How does this translate into a modern day, domesticated dog diet? You be the judge. In this day and age of litigation over every little thing, I am not going to suggest how you should feed your fur-friends. Additionally, the SAD (Standard American Diet) is so unhealthy, it would be cruel to share our modern day meals with our dogs! Better to stick with a high quality protein based kibble than to share the processed muck so many people eat today. And what about convenince? Heck, many of us cannot find time to cook dinner for our 2 legged families, right?
I will share with you how I feed my guy. My dog is 6 years old and in magnificent health. I have been cooking for my dogs for many years, and if you have read my blog on natural flea control, you know I raised and showed pure breed dogs as well. Here are some of my personal observations. 1. Dogs do not do well on a diet that is primarily starch or grain- of any kind- period. 2. Dogs that are overweight often lose weight rapidly with a high protein/very low carb diet 3. Dogs with skin issues, itching, hot spots, allergies often recover quickly on a home cooked diet when environmental toxins are also removed 4. Cravings, poop eating, intense begging, inhaling food, vomiting are often relieved or greatly reduced when a proper diet is fed.
So, I cannot go out and hunt deer for my guy. I cannot keep large amounts of raw meat around for him. The raw diet for dogs has fantastic results for many dogs, but my dog doesnt like raw. I cook for him once a month and freeze it in 2 to 3 day portions. I also free feed him an organic, protein based, wheat and corn free dry kibble. He nibbles on it when he has been particularly active, but never overeats any food- not even his home cooked meals. He is lean, shiny & bright eyed.I use two primary dog food recipes utilizing seasonal vegetables and fruits which I try to vary each time. My dog seems sensitive to beef, so I generally use chicken & turkey (including liver, gizzards, necks and backs) beans and eggs as his protein sources.
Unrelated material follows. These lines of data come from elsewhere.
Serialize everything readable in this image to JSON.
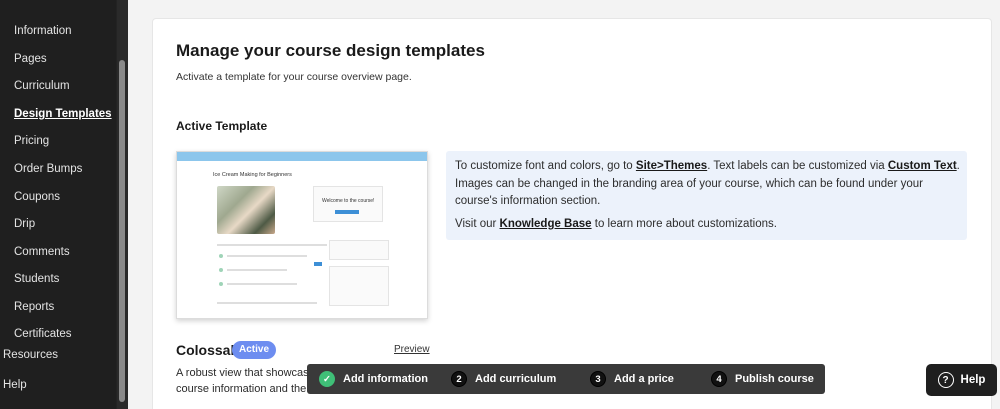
{
  "sidebar": {
    "items": [
      {
        "label": "Information"
      },
      {
        "label": "Pages"
      },
      {
        "label": "Curriculum"
      },
      {
        "label": "Design Templates"
      },
      {
        "label": "Pricing"
      },
      {
        "label": "Order Bumps"
      },
      {
        "label": "Coupons"
      },
      {
        "label": "Drip"
      },
      {
        "label": "Comments"
      },
      {
        "label": "Students"
      },
      {
        "label": "Reports"
      },
      {
        "label": "Certificates"
      }
    ],
    "active": "Design Templates",
    "outer_items": [
      {
        "label": "Resources"
      },
      {
        "label": "Help"
      }
    ]
  },
  "main": {
    "title": "Manage your course design templates",
    "subtitle": "Activate a template for your course overview page.",
    "section_title": "Active Template",
    "thumbnail": {
      "course_title": "Ice Cream Making for Beginners",
      "welcome": "Welcome to the course!"
    },
    "info": {
      "p1_a": "To customize font and colors, go to ",
      "p1_link1": "Site>Themes",
      "p1_b": ". Text labels can be customized via ",
      "p1_link2": "Custom Text",
      "p1_c": ". Images can be changed in the branding area of your course, which can be found under your course's information section.",
      "p2_a": "Visit our ",
      "p2_link": "Knowledge Base",
      "p2_b": " to learn more about customizations."
    },
    "template": {
      "name": "Colossal",
      "badge": "Active",
      "preview_label": "Preview",
      "desc_line1": "A robust view that showcas",
      "desc_line2": "course information and the"
    }
  },
  "stepper": {
    "steps": [
      {
        "num": "✓",
        "label": "Add information",
        "done": true
      },
      {
        "num": "2",
        "label": "Add curriculum",
        "done": false
      },
      {
        "num": "3",
        "label": "Add a price",
        "done": false
      },
      {
        "num": "4",
        "label": "Publish course",
        "done": false
      }
    ]
  },
  "help": {
    "label": "Help",
    "icon": "question-circle-icon"
  },
  "colors": {
    "sidebar_bg": "#1f1f1f",
    "badge": "#6d8df0",
    "info_bg": "#ecf2fb",
    "step_done": "#3fbf77",
    "stepper_bg": "#3a3a3a"
  }
}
Pork and lamb are too expensive for me- please feel free to experiment.
If you would also like my recipe for Roasted Meat and Rice, please read my Blog at the Frederick News Post
- 3 lbs ground meat (beef, venison, turkey, chicken, mutton, lamb, pork… or a mix)
- 2 cans of beans, pureed
- 4 cups of seasonal vegetables, pureed (I use raw carrots, raw broccoli, raw spinach, raw wild greens from the yard, cooked sweet or white potatoes, cooked green beans. Avoid onions and raw potatoes)
- 2 cloves garlic
- 2 eggs, raw, reserve the shells
- 3 cups cooked rice
- 1 cup rolled oats uncooked
- 2 tblsp Bragg’s aminos
- 1/2 cup organic catsup or tomato sauce
- any optional supplements based on need: glucosamine, herbal supplement, probiotics, etc. I add 1/4 cup of Herbal Blend from my apothecary that combines mineralizing & vermifuge (de-worming) herbs.
Start the rice cooking. Mix ground meat and pureed beans in a large bowl. Crack eggs into mix and reserve shells. Put raw and/or cooked veggies in your blender or processor, add peeled garlic and egg shells. Puree, adding small amounts of water or broth as needed. Add the resulting puree to meat-bean mix. In another large bowl, mix your cooked rice, rolled oats, and any supplements or herbs you are using. Add rice mix to meat and mix well- hands work great for this. Add Bragg’s aminos & catsup and mix. The mix should be moist without being really wet- it is usually wetter than meatloaf I make for people-dinner, though. If your mix is too wet, add rolled oats in small amounts to dry it out a bit. Spoon into loaf pans and bake in a preheated 350 oven for 40 to 60 minutes until just firming up. Cool, slice in the pan, cover well and freeze. Makes 4 to 5 loaves depending on pan size. I serve my active 15lb adult dog a slice daily- roughly 1 cup. He also has access to a high quality, grain free, organic dry kibble.